It'll be similar to the Ravens' visit to Indianapolis next month.

St. Louis defensive tackle D'Marco Farr said: "The fans are looking for blood."

Meanwhile, Cardinals owner Bill Bidwill points out he wouldn't have left if St. Louis had built the dome it now has for the Rams.

"Nothing was going to be done for us, and we knew it," Bidwill said. "The business and political leadership turned against anything that would have been."

The quarterback derby

This is only the fifth week of the season, and four more quarterbacks who were on the bench on opening day, the San Francisco 49ers' Elvis Grbac, Atlanta's Bobby Hebert, the Chicago Bears' Dave Krieg and St. Louis' Tony Banks, will start today.

That means 11 teams have made quarterback changes because of injury, illness, poor play or suspension.

Quick fact

Of the 18 former USFL players still in the NFL, five -- William Fuller, Sam Mills, Irv Eatman, Sean Landeta and George Jamison -- played for Saints coach Jim Mora with the Philadelphia-Baltimore Stars.

Quotebook

Detroit Lions coach Wayne Fontes, complaining that a newspaper ran a picture of him wearing Mickey Mouse ears at a charity event as part of a tongue-in-cheek, multiple-choice quiz:

"It ain't funny. If you don't like me, tell me."

Pub Date: 9/29/96
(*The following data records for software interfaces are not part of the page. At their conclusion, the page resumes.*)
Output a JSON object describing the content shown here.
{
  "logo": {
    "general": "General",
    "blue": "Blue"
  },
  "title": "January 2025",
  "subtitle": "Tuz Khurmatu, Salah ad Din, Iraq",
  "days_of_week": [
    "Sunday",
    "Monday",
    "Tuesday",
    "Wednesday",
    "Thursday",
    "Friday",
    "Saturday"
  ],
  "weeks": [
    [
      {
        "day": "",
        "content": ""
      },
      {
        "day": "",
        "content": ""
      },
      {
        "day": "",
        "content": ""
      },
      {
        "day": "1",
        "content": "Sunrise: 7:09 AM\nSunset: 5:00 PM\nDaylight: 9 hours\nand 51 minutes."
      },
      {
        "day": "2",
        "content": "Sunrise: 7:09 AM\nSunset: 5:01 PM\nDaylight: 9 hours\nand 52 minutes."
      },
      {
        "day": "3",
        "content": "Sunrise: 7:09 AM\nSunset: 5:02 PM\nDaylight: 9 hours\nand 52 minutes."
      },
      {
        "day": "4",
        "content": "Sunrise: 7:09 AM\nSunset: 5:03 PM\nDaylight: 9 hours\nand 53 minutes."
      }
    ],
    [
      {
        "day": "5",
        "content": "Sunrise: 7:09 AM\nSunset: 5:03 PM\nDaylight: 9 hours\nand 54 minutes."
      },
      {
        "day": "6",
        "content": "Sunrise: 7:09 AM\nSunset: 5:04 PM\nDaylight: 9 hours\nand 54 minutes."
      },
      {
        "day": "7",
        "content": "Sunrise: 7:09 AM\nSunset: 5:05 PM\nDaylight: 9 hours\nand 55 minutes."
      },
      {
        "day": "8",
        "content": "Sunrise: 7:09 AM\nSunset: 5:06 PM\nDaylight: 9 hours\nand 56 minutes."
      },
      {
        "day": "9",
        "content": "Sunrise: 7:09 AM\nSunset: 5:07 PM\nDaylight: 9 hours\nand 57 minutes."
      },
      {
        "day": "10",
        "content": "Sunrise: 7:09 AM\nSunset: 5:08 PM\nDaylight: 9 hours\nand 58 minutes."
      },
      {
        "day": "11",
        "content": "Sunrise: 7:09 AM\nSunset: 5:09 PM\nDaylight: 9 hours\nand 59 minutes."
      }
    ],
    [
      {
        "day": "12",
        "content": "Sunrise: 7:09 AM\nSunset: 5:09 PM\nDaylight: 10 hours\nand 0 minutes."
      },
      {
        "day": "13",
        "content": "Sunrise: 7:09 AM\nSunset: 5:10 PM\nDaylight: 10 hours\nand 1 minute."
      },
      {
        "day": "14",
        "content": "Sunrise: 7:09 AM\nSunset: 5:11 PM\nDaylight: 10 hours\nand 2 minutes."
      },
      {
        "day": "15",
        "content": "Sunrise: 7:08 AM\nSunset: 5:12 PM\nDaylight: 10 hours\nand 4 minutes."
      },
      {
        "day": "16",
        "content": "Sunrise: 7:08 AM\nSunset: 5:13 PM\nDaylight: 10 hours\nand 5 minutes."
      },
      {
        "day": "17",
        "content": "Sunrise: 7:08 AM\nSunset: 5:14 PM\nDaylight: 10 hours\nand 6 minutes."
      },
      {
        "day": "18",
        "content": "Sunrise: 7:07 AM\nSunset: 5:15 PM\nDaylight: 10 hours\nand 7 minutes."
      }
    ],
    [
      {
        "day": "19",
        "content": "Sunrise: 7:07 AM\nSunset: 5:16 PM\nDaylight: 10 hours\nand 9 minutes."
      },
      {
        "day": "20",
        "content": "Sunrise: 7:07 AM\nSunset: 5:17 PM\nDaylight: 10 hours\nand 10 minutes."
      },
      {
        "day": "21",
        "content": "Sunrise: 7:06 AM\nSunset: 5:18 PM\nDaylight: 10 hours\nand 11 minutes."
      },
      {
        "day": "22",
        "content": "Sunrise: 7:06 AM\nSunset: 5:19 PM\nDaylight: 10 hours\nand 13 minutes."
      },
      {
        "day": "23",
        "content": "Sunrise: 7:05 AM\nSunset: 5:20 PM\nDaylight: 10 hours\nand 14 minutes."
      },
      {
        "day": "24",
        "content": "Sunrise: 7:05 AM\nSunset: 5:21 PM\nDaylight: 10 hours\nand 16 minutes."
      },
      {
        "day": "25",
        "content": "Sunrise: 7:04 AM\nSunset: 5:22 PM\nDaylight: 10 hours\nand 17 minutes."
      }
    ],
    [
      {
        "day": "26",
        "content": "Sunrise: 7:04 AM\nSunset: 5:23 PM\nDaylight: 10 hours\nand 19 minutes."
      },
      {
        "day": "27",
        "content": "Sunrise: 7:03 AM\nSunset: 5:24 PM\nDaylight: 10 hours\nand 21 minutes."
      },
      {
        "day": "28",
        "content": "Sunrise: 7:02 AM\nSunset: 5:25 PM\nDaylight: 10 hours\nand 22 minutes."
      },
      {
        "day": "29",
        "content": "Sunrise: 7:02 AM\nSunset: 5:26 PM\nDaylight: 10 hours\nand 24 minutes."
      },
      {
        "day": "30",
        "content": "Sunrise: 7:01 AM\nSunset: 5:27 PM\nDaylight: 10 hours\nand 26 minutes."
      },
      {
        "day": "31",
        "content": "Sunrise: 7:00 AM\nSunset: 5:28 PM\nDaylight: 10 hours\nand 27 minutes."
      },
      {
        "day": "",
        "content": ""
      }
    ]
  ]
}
Baltimore Sun Articles
|
|
|
Please note the green-lined linked article text has been applied commercially without any involvement from our newsroom editors, reporters or any other editorial staff.